The process is complete. Even at the summarized level, we are looking at 2.4 million records of simplified data from a content store about 600 times that size.

With the imported information, we can now perform some simple and quick queries and structures on the data. For example, this summary of the key activities takes about 5 seconds (see Figure 4).

Figure 4. Summary operations
summary operations

On the full data set, the process took almost an hour. Similarly, a query on the top search terms took less than a second, compared to over 3 minutes, a time savings that makes it possible to include a query on the homepage (see Figure 5).
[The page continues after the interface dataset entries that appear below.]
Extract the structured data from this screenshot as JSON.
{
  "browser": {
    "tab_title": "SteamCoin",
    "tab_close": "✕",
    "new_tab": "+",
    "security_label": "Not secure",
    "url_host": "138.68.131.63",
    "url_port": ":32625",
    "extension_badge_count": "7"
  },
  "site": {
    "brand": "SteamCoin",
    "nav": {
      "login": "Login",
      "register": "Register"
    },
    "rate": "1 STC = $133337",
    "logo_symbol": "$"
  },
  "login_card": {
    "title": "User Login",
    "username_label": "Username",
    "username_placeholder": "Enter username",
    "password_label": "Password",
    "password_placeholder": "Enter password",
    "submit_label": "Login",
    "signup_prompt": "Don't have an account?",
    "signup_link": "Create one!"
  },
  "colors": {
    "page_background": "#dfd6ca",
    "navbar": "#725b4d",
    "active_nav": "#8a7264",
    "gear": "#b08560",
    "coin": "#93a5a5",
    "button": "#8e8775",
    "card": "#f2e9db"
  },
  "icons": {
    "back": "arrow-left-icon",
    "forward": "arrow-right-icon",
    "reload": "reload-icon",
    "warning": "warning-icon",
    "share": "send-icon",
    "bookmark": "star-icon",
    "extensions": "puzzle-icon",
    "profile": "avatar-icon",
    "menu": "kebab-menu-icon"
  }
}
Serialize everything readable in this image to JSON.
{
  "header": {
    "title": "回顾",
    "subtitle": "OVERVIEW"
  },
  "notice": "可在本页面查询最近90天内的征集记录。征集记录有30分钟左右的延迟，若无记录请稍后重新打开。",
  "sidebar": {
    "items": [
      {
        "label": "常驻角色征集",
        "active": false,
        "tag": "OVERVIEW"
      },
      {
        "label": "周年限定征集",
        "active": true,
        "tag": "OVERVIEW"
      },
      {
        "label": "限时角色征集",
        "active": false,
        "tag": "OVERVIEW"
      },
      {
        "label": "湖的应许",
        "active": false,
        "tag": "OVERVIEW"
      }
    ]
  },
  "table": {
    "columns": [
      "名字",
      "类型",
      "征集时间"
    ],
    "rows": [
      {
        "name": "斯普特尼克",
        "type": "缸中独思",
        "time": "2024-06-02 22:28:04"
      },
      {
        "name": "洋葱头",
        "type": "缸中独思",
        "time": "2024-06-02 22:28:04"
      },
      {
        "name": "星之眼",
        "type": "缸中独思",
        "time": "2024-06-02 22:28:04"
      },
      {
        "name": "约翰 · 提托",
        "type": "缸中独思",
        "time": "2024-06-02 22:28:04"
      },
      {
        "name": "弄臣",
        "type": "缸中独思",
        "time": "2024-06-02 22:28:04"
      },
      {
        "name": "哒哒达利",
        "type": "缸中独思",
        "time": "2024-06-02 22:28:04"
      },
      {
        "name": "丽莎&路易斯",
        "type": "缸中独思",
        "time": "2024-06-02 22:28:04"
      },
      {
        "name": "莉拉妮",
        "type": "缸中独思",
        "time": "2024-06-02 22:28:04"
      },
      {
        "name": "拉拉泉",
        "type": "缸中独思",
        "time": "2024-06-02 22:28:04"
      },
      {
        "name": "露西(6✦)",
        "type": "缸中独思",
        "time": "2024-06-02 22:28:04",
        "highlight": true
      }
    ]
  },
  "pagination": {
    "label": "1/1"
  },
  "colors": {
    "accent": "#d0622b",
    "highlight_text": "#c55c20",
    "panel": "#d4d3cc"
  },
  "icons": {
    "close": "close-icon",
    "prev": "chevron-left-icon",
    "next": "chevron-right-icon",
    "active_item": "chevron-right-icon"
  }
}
Figure 5. Summary ingredient search
summary ingredient search

These are simplified examples of the external reduction processing in Hadoop being used, but they effectively demonstrate the advantage of the external interface.


Getting information in and out of Hadoop data that has been based on SQL data is not complicated, providing you know the data, its format, and how you want the information internally processed and represented. The actual conversion, exporting, processing, and importing is surprisingly straightforward.

The solutions in this article have looked at direct, entire-dataset dumps of information that can be exported, processed, and imported to Hadoop. The process can be SQL to Hadoop, Hadoop to SQL, or SQL to Hadoop to SQL. In fact, the entire sequence can be scripted or automated, but that’s a topic for a future article in this series.

In Part 2, we look at more advanced examples of performing this translation and movement of content by using one of the SQL layers that sits on top of HDFS. We’ll also lay the foundation for providing a full live transmission of data for processing and storage.